_Activity:_
Lines holding the string "File" are the ones to copy; find them all in the data.

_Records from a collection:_
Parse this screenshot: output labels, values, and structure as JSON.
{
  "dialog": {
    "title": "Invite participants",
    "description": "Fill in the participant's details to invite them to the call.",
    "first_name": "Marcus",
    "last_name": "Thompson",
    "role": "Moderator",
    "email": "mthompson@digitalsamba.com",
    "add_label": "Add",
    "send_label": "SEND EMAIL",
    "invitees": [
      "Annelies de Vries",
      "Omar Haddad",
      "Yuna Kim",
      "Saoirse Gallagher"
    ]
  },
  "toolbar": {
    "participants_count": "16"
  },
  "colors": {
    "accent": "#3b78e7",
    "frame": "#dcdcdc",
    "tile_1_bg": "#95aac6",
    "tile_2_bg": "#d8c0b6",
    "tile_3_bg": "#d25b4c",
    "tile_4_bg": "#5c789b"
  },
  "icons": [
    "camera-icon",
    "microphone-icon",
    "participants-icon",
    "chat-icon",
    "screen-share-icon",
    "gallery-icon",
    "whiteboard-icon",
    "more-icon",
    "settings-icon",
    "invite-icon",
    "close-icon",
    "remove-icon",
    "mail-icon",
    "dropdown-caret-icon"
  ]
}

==

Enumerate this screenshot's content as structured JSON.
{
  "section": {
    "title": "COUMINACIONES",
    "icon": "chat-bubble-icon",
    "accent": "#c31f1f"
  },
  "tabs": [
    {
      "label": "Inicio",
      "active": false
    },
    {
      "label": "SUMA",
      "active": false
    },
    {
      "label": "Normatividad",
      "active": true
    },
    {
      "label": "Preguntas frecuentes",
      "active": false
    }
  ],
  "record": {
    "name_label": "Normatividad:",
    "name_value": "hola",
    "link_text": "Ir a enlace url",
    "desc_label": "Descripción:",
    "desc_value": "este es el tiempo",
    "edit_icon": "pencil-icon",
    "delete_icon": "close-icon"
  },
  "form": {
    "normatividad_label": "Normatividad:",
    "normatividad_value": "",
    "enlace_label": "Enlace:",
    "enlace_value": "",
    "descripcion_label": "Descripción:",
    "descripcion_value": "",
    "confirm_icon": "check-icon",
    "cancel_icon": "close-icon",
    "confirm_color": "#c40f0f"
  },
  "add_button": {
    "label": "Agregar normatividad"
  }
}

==

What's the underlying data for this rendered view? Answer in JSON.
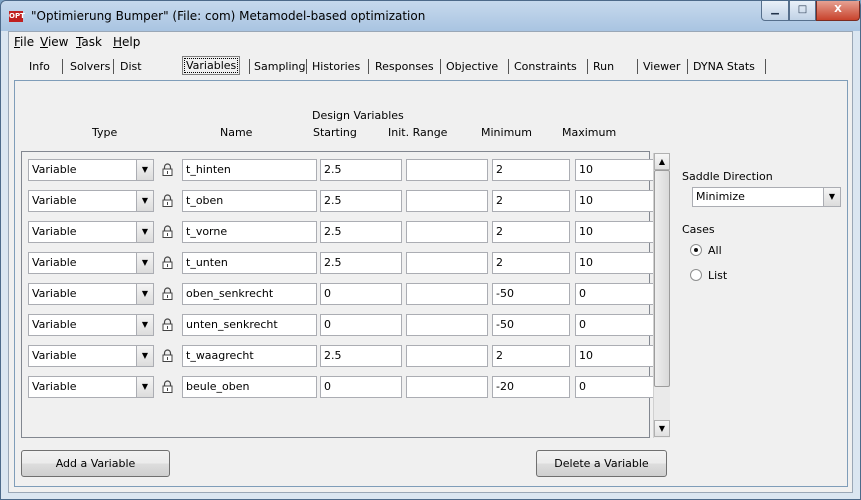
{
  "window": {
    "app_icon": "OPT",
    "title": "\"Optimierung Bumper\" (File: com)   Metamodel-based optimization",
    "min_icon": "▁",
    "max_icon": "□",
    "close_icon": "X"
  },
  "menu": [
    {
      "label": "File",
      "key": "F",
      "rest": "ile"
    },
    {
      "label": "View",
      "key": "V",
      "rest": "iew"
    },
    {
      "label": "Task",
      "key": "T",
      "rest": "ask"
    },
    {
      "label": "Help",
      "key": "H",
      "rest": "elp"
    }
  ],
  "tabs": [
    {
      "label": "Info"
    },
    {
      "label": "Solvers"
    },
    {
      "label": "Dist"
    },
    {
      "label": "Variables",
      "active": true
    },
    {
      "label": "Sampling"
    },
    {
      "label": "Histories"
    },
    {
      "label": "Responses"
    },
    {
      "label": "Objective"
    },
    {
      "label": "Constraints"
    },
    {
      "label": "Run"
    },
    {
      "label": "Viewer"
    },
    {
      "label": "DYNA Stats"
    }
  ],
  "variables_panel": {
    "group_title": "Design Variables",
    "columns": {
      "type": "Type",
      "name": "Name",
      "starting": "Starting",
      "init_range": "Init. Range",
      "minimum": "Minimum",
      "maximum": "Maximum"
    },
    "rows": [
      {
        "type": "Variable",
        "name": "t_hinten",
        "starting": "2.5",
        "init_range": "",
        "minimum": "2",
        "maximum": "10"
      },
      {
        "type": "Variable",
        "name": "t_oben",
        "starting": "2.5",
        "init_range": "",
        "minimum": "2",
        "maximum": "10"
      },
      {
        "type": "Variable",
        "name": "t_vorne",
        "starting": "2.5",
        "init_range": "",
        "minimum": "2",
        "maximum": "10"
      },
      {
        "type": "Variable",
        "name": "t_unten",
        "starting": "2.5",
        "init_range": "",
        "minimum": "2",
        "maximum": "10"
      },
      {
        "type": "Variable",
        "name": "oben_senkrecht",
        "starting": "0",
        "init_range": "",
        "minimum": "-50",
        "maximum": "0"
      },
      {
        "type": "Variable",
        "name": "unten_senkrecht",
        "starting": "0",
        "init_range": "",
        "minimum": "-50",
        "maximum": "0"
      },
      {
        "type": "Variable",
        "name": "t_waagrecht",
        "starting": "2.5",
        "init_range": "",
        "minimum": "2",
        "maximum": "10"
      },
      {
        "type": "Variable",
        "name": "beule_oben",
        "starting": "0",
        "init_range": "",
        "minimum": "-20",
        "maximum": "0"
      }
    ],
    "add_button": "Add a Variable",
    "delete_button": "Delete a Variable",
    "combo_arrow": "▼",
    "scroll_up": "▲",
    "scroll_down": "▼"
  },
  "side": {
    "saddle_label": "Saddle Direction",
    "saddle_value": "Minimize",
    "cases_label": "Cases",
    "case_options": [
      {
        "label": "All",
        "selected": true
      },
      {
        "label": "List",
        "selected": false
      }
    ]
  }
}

_Exercise result:_
    "title": "\"Optimierung Bumper\" (File: com)   Metamodel-based optimization",
      "label": "File",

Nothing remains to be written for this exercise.